David Cameron will press European leaders to deport more economic migrants and pay more aid to countries neighbouring war-ravaged Syria to help ease the migration crisis.
Ahead of an emergency Brussels summit of European Union leaders, the Prime Minister welcomed French president Francois Hollande to Chequers, where the pair agreed on areas to push for more action.
Britain has given £1 billion in aid - more than any other EU nation - to countries neighbouring Syria that have taken in millions of refugees.
The leaders met hours after the first of the 20,000 Syrian refugees to be accepted into the Government's expanded resettlement programme arrived in Britain and EU interior ministers approved a divisive scheme to relocate 120,000 refugees from Italy, Greece and Hungary.
The new EU quota system has proved controversial as Slovakia, Romania, Hungary and the Czech Republic voted against it, while Finland abstained, and concerns have been raised about the lack of unanimous support among the 28 member states.
Britain is not required to take part in the scheme as it is not part of the Schengen "borderless" area and Home Secretary Theresa May reaffirmed her opposition to it ahead of the vote.
After speaking for more than an hour on the migration crisis, the situation in Syria and climate change, Mr Cameron and Mr Hollande held late-night talks on the Prime Minister's proposed renegotiation of Britain's EU membership.
Mr Cameron's attempts to win support have not been helped by his refusal to sign up to the Franco-German refugee resettlement plan but the PM has continually raised Britain's aid contribution as evidence that the country is playing its part.
Mr Cameron is also expected to use tomorrow's summit to urge EU leaders to do more to tackle people-smuggling gangs.
In a statement, the European Commission acknowledged the need to tackle the "route causes" of the crisis and potential action to tackle "instability" in Europe and pressures on neighbouring countries will be raised at the leaders' summit.
Mr Cameron and Mr Hollande also agreed on the need to defeat the Islamic State, also known as Isil, and to secure a global deal at the United Nations climate change conference in Paris later this year.
During the Chequers meeting, a Downing Street spokesman said: "The Prime Minister has welcomed President Hollande to Chequers on his first visit there.
"Before dinner, they held detailed discussions for over an hour on the migration crisis, the situation in Syria and climate change.
"On migration, they agreed that we must use tomorrow's European Council to focus on a more comprehensive approach, in particular increasing assistance for the countries neighbouring Syria to enable more refugees to stay there.
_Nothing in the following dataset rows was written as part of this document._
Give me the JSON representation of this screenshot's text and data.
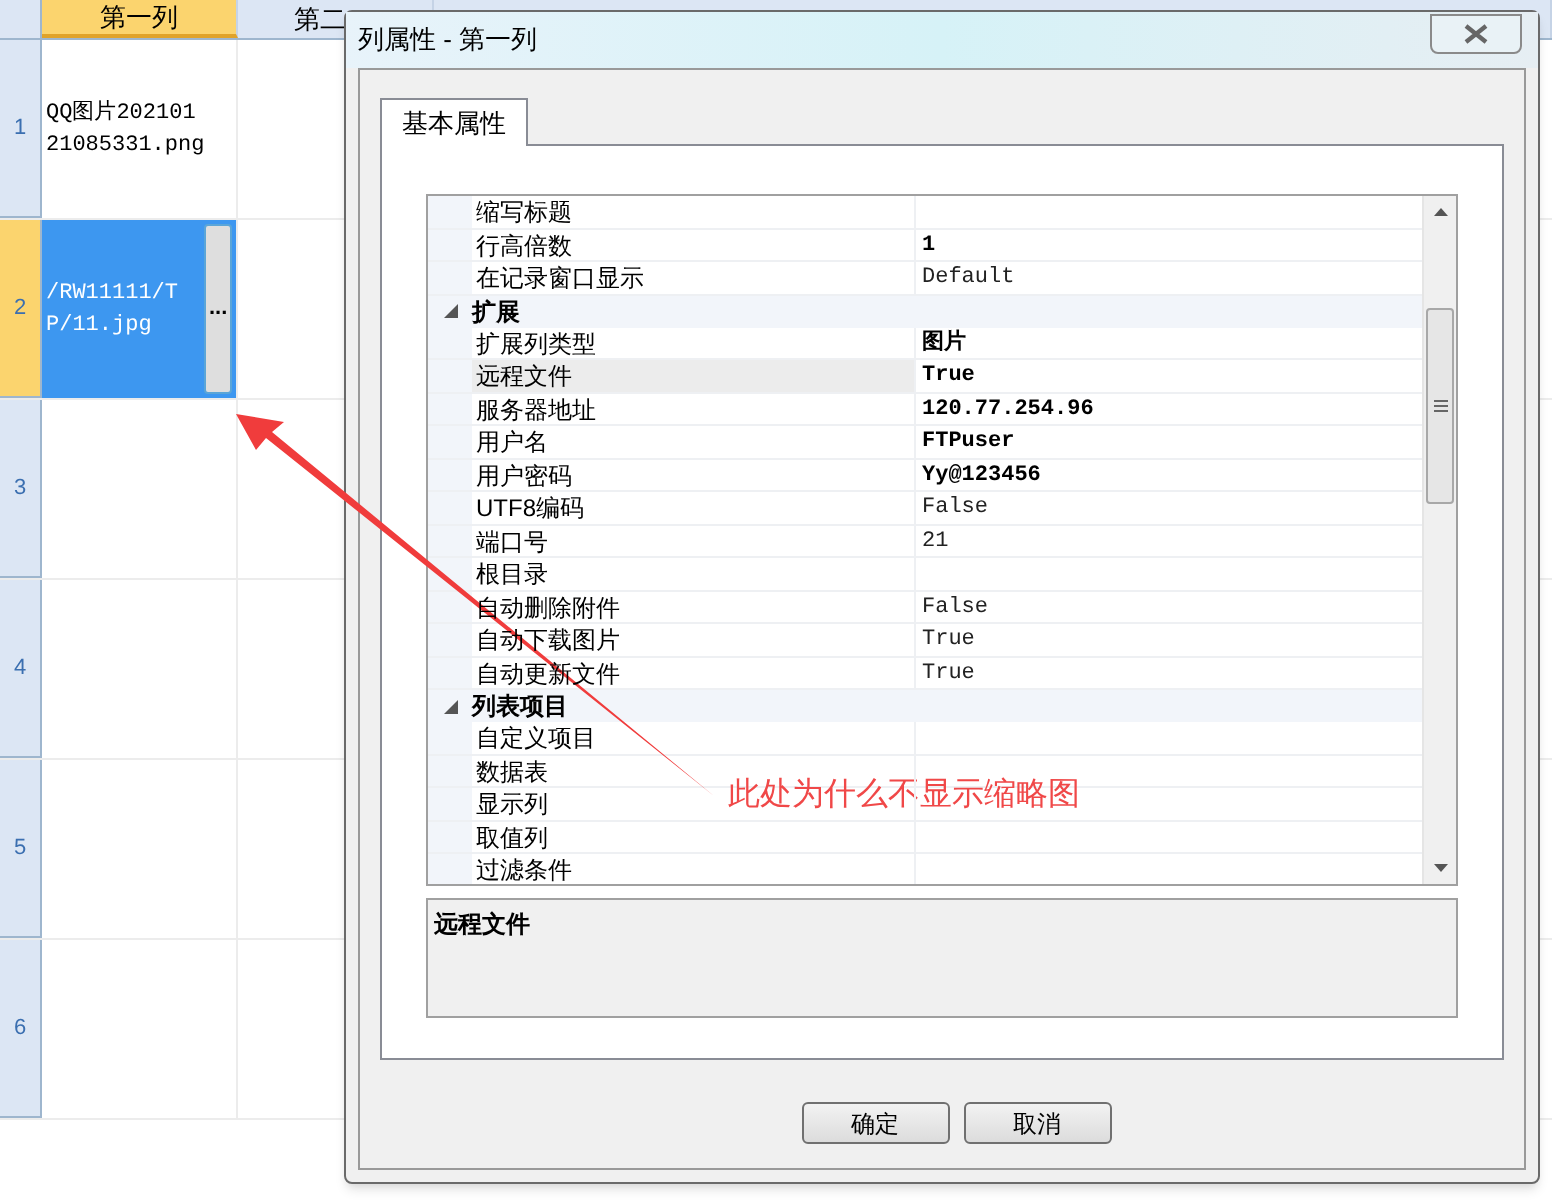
{
  "sheet": {
    "columns": [
      {
        "label": "第一列",
        "selected": true
      },
      {
        "label": "第二",
        "selected": false
      }
    ],
    "rows": [
      {
        "number": "1",
        "selected": false,
        "cell": "QQ图片20210121085331.png"
      },
      {
        "number": "2",
        "selected": true,
        "cell": "/RW11111/TP/11.jpg",
        "button": "..."
      },
      {
        "number": "3",
        "selected": false
      },
      {
        "number": "4",
        "selected": false
      },
      {
        "number": "5",
        "selected": false
      },
      {
        "number": "6",
        "selected": false
      }
    ]
  },
  "dialog": {
    "title": "列属性 - 第一列",
    "tabs": [
      {
        "label": "基本属性",
        "selected": true
      }
    ],
    "properties": [
      {
        "kind": "item",
        "name": "缩写标题",
        "selected": false
      },
      {
        "kind": "item",
        "name": "行高倍数",
        "value": "1",
        "modified": true,
        "selected": false
      },
      {
        "kind": "item",
        "name": "在记录窗口显示",
        "value": "Default",
        "modified": false,
        "selected": false
      },
      {
        "kind": "category",
        "name": "扩展",
        "expanded": true
      },
      {
        "kind": "item",
        "name": "扩展列类型",
        "value": "图片",
        "modified": true,
        "selected": false
      },
      {
        "kind": "item",
        "name": "远程文件",
        "value": "True",
        "modified": true,
        "selected": true
      },
      {
        "kind": "item",
        "name": "服务器地址",
        "value": "120.77.254.96",
        "modified": true,
        "selected": false
      },
      {
        "kind": "item",
        "name": "用户名",
        "value": "FTPuser",
        "modified": true,
        "selected": false
      },
      {
        "kind": "item",
        "name": "用户密码",
        "value": "Yy@123456",
        "modified": true,
        "selected": false
      },
      {
        "kind": "item",
        "name": "UTF8编码",
        "value": "False",
        "modified": false,
        "selected": false
      },
      {
        "kind": "item",
        "name": "端口号",
        "value": "21",
        "modified": false,
        "selected": false
      },
      {
        "kind": "item",
        "name": "根目录",
        "selected": false
      },
      {
        "kind": "item",
        "name": "自动删除附件",
        "value": "False",
        "modified": false,
        "selected": false
      },
      {
        "kind": "item",
        "name": "自动下载图片",
        "value": "True",
        "modified": false,
        "selected": false
      },
      {
        "kind": "item",
        "name": "自动更新文件",
        "value": "True",
        "modified": false,
        "selected": false
      },
      {
        "kind": "category",
        "name": "列表项目",
        "expanded": true
      },
      {
        "kind": "item",
        "name": "自定义项目",
        "selected": false
      },
      {
        "kind": "item",
        "name": "数据表",
        "selected": false
      },
      {
        "kind": "item",
        "name": "显示列",
        "selected": false
      },
      {
        "kind": "item",
        "name": "取值列",
        "selected": false
      },
      {
        "kind": "item",
        "name": "过滤条件",
        "selected": false
      }
    ],
    "description": "远程文件",
    "buttons": [
      "确定",
      "取消"
    ]
  },
  "annotation": {
    "text": "此处为什么不显示缩略图"
  }
}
They also agreed that EU countries should do more to return migrants who don't have a genuine claim for asylum to their countries of origin.
"They discussed how a big part of the answer to the refugee crisis must be a solution to the situation in Syria and they agreed on the need to inject momentum into the political process there. They expressed their shared concern about the threat that Isil poses to our national security and agreed that we should keep working together as part of the coalition to defeat Isil and to counter this terrorist threat.
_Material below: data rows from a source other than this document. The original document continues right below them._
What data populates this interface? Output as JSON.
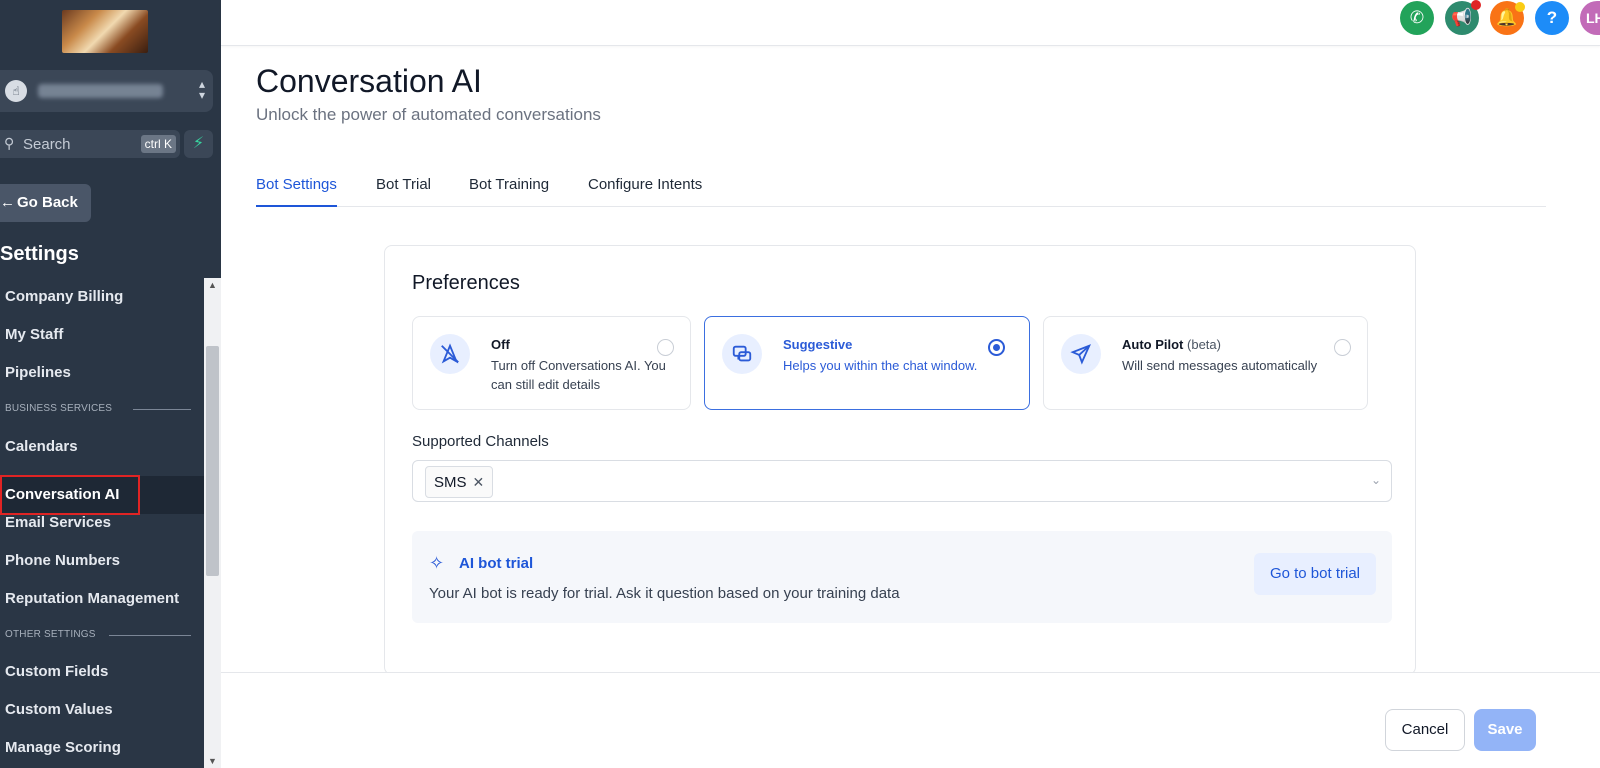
{
  "sidebar": {
    "account_chevron": "⌃⌄",
    "search": {
      "placeholder": "Search",
      "shortcut": "ctrl K"
    },
    "go_back": "Go Back",
    "settings_title": "Settings",
    "items": [
      {
        "label": "Company Billing"
      },
      {
        "label": "My Staff"
      },
      {
        "label": "Pipelines"
      },
      {
        "label": "Calendars"
      },
      {
        "label": "Conversation AI"
      },
      {
        "label": "Email Services"
      },
      {
        "label": "Phone Numbers"
      },
      {
        "label": "Reputation Management"
      },
      {
        "label": "Custom Fields"
      },
      {
        "label": "Custom Values"
      },
      {
        "label": "Manage Scoring"
      }
    ],
    "sections": [
      "BUSINESS SERVICES",
      "OTHER SETTINGS"
    ],
    "active_item": "Conversation AI"
  },
  "topbar": {
    "icons": [
      "phone-icon",
      "megaphone-icon",
      "bell-icon",
      "help-icon"
    ],
    "avatar_initials": "LH",
    "colors": {
      "phone": "#22a35a",
      "megaphone": "#2e8b6e",
      "bell": "#f97316",
      "help": "#1d8cf8",
      "avatar": "#c26bb8"
    }
  },
  "page": {
    "title": "Conversation AI",
    "subtitle": "Unlock the power of automated conversations"
  },
  "tabs": [
    {
      "label": "Bot Settings",
      "active": true
    },
    {
      "label": "Bot Trial",
      "active": false
    },
    {
      "label": "Bot Training",
      "active": false
    },
    {
      "label": "Configure Intents",
      "active": false
    }
  ],
  "preferences": {
    "title": "Preferences",
    "options": [
      {
        "title": "Off",
        "desc": "Turn off Conversations AI. You can still edit details",
        "selected": false
      },
      {
        "title": "Suggestive",
        "desc": "Helps you within the chat window.",
        "selected": true
      },
      {
        "title": "Auto Pilot",
        "badge": "(beta)",
        "desc": "Will send messages automatically",
        "selected": false
      }
    ]
  },
  "channels": {
    "label": "Supported Channels",
    "selected": [
      "SMS"
    ]
  },
  "trial": {
    "title": "AI bot trial",
    "desc": "Your AI bot is ready for trial. Ask it question based on your training data",
    "button": "Go to bot trial"
  },
  "footer": {
    "cancel": "Cancel",
    "save": "Save"
  },
  "colors": {
    "accent": "#1e56d8",
    "sidebar_bg": "#2a3645",
    "save_disabled": "#93b4f7"
  }
}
"Finally, the Prime Minister underlined the UK support for French efforts to secure a global climate deal in Paris later this year. They both agreed to use talks at the UN General Assembly meeting next week to build further support for a deal, including on financial contributions.
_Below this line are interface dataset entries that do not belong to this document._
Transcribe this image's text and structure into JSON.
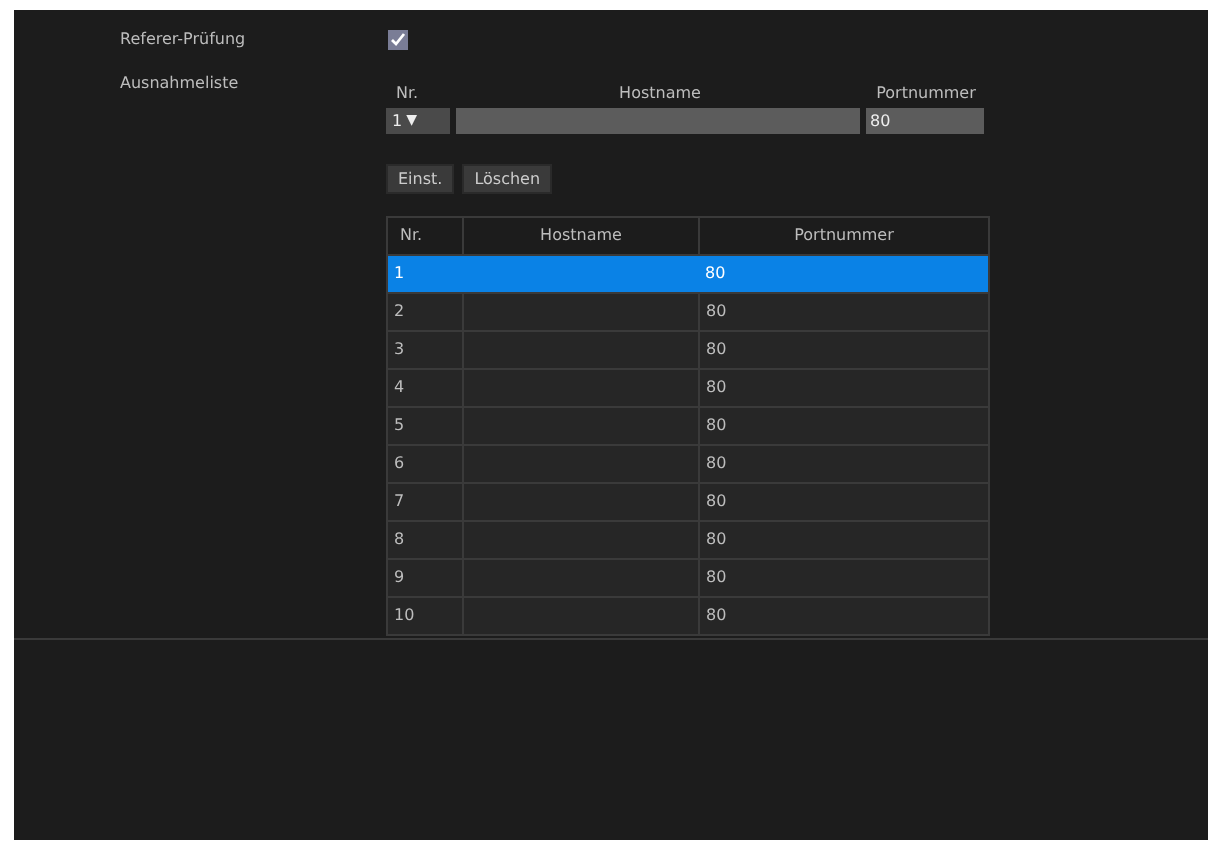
{
  "settings": [
    {
      "label": "Referer-Prüfung",
      "kind": "checkbox",
      "checked": true
    },
    {
      "label": "Ausnahmeliste",
      "kind": "list"
    }
  ],
  "entry_form": {
    "labels": [
      "Nr.",
      "Hostname",
      "Portnummer"
    ],
    "number": "1",
    "arrow": "▼",
    "port": "80"
  },
  "buttons": [
    "Einst.",
    "Löschen"
  ],
  "table": {
    "columns": [
      "Nr.",
      "Hostname",
      "Portnummer"
    ],
    "rows": [
      {
        "nr": "1",
        "port": "80",
        "selected": true
      },
      {
        "nr": "2",
        "port": "80",
        "selected": false
      },
      {
        "nr": "3",
        "port": "80",
        "selected": false
      },
      {
        "nr": "4",
        "port": "80",
        "selected": false
      },
      {
        "nr": "5",
        "port": "80",
        "selected": false
      },
      {
        "nr": "6",
        "port": "80",
        "selected": false
      },
      {
        "nr": "7",
        "port": "80",
        "selected": false
      },
      {
        "nr": "8",
        "port": "80",
        "selected": false
      },
      {
        "nr": "9",
        "port": "80",
        "selected": false
      },
      {
        "nr": "10",
        "port": "80",
        "selected": false
      }
    ]
  }
}
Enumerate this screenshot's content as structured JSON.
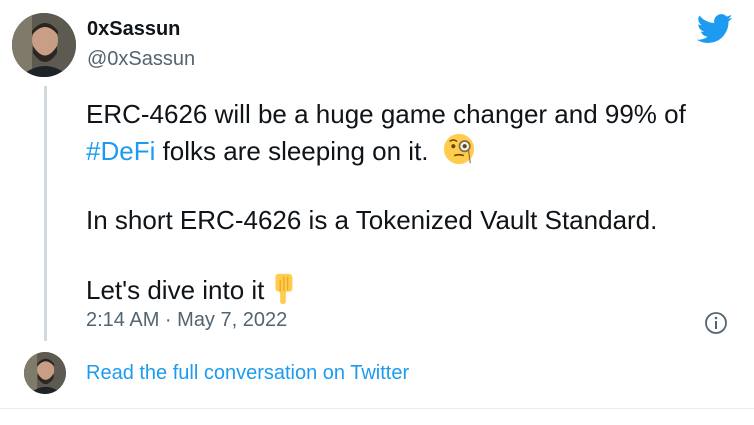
{
  "tweet": {
    "display_name": "0xSassun",
    "handle": "@0xSassun",
    "line1": "ERC-4626 will be a huge game changer and 99% of",
    "hashtag": "#DeFi",
    "line2_rest": " folks are sleeping on it.",
    "paragraph2": "In short ERC-4626 is a Tokenized Vault Standard.",
    "paragraph3": "Let's dive into it",
    "timestamp": "2:14 AM · May 7, 2022"
  },
  "footer": {
    "read_conversation": "Read the full conversation on Twitter"
  },
  "icons": {
    "brand": "twitter-bird-icon",
    "info": "info-icon",
    "emoji_1": "face-with-monocle-emoji",
    "emoji_2": "pointing-down-emoji"
  },
  "colors": {
    "accent": "#1d9bf0",
    "muted": "#536471",
    "text": "#0f1419",
    "thread_line": "#cfd9de"
  }
}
"Talks will continue over dinner, with the focus on EU reform and the UK renegotiation."